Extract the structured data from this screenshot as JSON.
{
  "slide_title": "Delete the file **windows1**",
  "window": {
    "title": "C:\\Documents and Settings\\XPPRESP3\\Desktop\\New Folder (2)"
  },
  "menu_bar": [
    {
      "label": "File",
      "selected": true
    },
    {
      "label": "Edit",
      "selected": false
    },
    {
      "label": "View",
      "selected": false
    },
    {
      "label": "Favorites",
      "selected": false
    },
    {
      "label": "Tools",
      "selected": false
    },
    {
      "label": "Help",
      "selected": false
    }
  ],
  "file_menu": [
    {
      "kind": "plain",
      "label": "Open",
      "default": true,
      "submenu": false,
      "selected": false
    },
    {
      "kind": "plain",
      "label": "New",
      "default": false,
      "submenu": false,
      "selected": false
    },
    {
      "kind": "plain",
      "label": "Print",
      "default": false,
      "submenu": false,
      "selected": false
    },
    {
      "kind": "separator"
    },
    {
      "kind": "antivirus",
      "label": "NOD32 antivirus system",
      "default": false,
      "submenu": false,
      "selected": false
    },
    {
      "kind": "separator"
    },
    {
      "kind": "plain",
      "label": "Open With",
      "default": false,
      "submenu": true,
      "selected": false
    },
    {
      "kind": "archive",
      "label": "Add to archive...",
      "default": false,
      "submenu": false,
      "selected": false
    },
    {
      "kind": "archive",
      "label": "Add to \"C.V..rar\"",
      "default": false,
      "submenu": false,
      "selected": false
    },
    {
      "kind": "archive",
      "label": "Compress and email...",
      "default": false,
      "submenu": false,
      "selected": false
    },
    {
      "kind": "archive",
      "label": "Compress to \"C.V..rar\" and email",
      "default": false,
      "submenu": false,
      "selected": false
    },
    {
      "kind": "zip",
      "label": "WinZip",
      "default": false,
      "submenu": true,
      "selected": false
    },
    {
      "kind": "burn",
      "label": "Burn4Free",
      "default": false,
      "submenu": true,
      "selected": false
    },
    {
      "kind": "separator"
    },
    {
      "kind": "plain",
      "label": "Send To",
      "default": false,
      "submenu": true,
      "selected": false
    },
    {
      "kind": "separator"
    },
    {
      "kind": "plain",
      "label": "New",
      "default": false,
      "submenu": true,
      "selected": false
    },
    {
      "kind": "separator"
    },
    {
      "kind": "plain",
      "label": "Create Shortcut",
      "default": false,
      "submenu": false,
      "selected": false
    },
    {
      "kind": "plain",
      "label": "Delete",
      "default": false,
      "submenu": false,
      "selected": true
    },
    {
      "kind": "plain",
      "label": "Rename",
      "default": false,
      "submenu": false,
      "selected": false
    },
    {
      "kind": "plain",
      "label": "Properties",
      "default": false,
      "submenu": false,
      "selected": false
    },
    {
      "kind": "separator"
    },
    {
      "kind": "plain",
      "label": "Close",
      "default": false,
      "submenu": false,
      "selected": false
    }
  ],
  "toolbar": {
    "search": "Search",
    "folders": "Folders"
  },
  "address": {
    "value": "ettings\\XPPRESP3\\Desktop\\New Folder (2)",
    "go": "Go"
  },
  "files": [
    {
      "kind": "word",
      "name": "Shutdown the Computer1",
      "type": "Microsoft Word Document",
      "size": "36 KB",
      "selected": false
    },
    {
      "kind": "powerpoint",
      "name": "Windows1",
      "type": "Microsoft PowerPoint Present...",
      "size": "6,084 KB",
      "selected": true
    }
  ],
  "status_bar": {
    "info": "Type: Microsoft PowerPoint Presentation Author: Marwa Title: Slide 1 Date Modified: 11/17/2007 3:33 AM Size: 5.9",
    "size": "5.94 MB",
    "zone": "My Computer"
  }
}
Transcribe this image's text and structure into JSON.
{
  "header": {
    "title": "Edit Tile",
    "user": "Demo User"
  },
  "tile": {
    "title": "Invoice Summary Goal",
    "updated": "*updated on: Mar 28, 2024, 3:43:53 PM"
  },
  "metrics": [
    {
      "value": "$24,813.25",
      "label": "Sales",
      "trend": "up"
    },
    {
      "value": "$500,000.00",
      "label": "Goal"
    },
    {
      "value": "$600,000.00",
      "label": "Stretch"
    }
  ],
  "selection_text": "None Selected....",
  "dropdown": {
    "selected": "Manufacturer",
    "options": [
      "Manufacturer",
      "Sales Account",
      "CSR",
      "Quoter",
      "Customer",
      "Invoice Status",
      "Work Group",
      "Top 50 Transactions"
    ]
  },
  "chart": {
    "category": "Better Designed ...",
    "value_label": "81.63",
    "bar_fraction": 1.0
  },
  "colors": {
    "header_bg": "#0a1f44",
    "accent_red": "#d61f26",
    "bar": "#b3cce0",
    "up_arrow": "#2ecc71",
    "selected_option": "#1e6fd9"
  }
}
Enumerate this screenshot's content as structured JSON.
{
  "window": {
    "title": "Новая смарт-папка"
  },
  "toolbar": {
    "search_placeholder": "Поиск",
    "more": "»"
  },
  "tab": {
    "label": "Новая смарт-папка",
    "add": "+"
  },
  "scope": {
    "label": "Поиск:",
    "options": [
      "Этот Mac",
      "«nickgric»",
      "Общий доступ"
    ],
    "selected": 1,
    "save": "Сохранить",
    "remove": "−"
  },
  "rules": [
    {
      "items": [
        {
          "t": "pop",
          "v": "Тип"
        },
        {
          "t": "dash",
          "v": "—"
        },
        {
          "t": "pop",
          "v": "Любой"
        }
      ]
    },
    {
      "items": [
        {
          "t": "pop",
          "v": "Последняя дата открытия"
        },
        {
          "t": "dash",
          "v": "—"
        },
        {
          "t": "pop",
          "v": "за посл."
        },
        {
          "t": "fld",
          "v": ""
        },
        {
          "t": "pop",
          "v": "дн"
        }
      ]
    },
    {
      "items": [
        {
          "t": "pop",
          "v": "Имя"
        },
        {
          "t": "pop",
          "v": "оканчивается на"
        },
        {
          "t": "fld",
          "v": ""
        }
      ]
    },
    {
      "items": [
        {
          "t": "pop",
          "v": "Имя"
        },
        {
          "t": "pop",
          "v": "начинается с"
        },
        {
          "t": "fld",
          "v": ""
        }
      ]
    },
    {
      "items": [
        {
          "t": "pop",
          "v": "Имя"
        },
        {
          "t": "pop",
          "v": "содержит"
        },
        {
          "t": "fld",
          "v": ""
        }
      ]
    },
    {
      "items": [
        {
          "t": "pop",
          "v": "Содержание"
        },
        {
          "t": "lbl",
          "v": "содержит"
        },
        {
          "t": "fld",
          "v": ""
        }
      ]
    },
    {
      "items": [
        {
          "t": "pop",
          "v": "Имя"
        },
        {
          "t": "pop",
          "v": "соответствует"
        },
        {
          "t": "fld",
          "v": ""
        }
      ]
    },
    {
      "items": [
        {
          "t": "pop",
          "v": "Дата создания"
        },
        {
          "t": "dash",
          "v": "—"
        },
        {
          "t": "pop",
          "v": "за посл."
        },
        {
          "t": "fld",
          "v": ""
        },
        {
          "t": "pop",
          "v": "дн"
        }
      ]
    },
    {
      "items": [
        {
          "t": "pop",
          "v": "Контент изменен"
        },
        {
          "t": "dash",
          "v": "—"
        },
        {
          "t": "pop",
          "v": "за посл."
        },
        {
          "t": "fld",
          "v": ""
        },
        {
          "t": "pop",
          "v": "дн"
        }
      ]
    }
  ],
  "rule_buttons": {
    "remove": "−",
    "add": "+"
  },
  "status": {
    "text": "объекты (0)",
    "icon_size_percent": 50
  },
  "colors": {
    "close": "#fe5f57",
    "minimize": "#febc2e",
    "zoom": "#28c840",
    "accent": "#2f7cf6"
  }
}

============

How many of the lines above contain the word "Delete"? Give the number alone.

> RESPONSE AREA
2